Mike Cote's Business Editor's Notebook: Manchester's McDonald bros. battle Kroc in 'The Founder'
January 07. 2017 7:38PM
MICHAEL KEATON will be the featured vulture in two major films this year. Expect both to play dirty.
Keaton will portray comic book villain The Vulture in this summer's "Spider-Man: Homecoming," the latest webslinger reboot.
Moviegoers will see Keaton first as Ray Kroc in "The Founder," a biopic about how milkshake-mixer salesmen wrestled control of a small chain of California burger joints from a couple of guys from New Hampshire.
The film chronicles how Kroc convinced Richard and Maurice McDonald to take him on as a business partner - intrigued by the brothers' no-frills restaurant system - and how Kroc's hard-driving tactics led to his takeover. And world domination.
"There's a wolf in the hen house. And we let him in," Richard "Mac" McDonald tells Maurice in a trailer for the film, which was originally scheduled to be released last August. It's set to hit theaters Jan. 20.
Nick Offerman ("Parks and Recreation") plays Richard McDonald. John Carroll Lynch ("The Drew Cary Show") is cast as Mac McDonald. The film was directed by John Lee Hancock ("The Blindside") and written by screenwriter Robert D. Siegel ("The Wrestler") and has already earned acclaim at film festivals.
"The Founder" won't bring in superhero-size box office numbers, but it appears to do a good job telling a story that the McDonald's Corp. would rather bury with the McSalad Shaker, the McLean DeLuxe and McPizza. It was a bumpy road to McDonaldland from the day the McDonald brothers agreed to partner with Kroc in 1955 until he bought them out for $2.7 million six years later.
The McDonalds, both graduates of Manchester High School West, have long been little more than a footnote in McDonald's official lore, with Kroc widely considered to be the founder of McDonald's. The film clearly shows how the Golden Arches would never have existed without them - and suggests that McDonald's likely would never have been more than a small regional company had Kroc not come along with a bolder vision than its founders.
The McDonald brothers did give Kroc a strong foundation.

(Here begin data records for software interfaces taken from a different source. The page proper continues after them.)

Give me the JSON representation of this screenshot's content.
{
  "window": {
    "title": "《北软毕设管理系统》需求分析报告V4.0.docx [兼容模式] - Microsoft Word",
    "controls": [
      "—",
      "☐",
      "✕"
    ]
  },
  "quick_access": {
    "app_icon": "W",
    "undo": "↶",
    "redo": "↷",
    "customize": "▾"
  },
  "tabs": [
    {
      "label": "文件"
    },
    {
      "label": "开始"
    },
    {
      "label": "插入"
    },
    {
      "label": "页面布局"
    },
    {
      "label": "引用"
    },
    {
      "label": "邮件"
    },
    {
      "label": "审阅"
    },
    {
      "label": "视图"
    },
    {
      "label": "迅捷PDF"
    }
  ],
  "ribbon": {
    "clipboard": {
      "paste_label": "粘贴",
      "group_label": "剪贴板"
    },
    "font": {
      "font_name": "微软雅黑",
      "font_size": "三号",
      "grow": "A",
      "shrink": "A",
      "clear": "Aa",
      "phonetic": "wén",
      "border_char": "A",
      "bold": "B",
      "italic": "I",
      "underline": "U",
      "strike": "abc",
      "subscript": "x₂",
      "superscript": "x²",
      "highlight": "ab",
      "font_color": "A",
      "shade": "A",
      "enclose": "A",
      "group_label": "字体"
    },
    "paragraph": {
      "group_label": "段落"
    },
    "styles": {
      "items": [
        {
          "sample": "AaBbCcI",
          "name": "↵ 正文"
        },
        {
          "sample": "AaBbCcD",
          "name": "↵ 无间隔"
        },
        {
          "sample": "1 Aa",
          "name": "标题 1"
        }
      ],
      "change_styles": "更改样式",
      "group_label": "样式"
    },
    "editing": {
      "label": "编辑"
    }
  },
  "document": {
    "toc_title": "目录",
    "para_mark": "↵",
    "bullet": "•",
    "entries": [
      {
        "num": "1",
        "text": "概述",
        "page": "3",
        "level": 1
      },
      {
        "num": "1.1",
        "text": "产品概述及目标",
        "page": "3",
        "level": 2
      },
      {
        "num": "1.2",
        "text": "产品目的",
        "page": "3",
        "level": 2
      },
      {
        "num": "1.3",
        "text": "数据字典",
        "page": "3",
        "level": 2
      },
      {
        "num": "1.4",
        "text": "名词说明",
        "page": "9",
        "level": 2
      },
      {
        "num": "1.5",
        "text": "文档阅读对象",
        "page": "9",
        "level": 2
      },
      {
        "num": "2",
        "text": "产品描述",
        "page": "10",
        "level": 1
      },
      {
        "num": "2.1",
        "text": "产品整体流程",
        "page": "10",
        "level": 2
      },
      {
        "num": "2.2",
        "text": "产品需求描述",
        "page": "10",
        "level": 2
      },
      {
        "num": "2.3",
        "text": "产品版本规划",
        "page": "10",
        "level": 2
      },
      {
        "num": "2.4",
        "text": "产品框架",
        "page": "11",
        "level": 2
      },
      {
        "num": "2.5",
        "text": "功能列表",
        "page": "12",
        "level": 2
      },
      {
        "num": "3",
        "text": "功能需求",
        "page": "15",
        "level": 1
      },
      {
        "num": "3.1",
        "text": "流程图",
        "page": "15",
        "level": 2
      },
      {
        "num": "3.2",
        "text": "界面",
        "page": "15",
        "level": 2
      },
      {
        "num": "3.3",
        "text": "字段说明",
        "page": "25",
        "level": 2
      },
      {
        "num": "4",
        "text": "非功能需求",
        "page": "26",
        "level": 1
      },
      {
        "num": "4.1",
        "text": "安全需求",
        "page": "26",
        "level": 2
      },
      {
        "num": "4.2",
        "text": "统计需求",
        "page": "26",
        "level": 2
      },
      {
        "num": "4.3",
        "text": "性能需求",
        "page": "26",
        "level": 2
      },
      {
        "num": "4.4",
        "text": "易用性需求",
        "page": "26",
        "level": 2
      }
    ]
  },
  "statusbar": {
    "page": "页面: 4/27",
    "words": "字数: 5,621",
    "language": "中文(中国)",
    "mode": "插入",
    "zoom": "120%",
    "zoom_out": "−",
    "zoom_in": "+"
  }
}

When Richard McDonald died in 1998 at age 89, the then-Bedford resident got props from the New York Times, which also mentioned Maurice McDonald.
"While they worked very much in tandem, Richard McDonald, who was known as Dick, is credited with two talismans of the McDonald's empire: the Golden Arches and the sign that proclaims how many hamburgers the chain has sold - a figure now high in the billions."
The film comes at a time when McDonald's is struggling to compete with changing tastes, introducing all-day breakfast to boost traffic. It also could soon lose the crown as the world's most valuable restaurant company, Bloomberg reported last week.
"It is only a matter of time before Starbucks overtakes McDonald's as the largest market cap restaurant stock, although likely not in 2017," Nomura analyst Mark Kalinowski told Bloomberg. He predicts the coffee chain will increase its global restaurant count by 8.4 percent this year. Starbucks has about 25,000 locations, compared to 36,000 for McDonald's.
The original Starbucks, which opened in Seattle in 1971, was founded by Jerry Baldwin, Zev Siegl and Gordon Bowker. Howard Schultz, the company's current CEO and chairman, later bought and expanded the company.
The Starbucks website makes no mention of Baldwin, Siegl and Bowker in the company history, only Schultz. Perhaps some drama could be extracted from those old beans.
Mike Cote is business editor. Contact him at 668-4321 ext. 324 or firstname.lastname@example.org.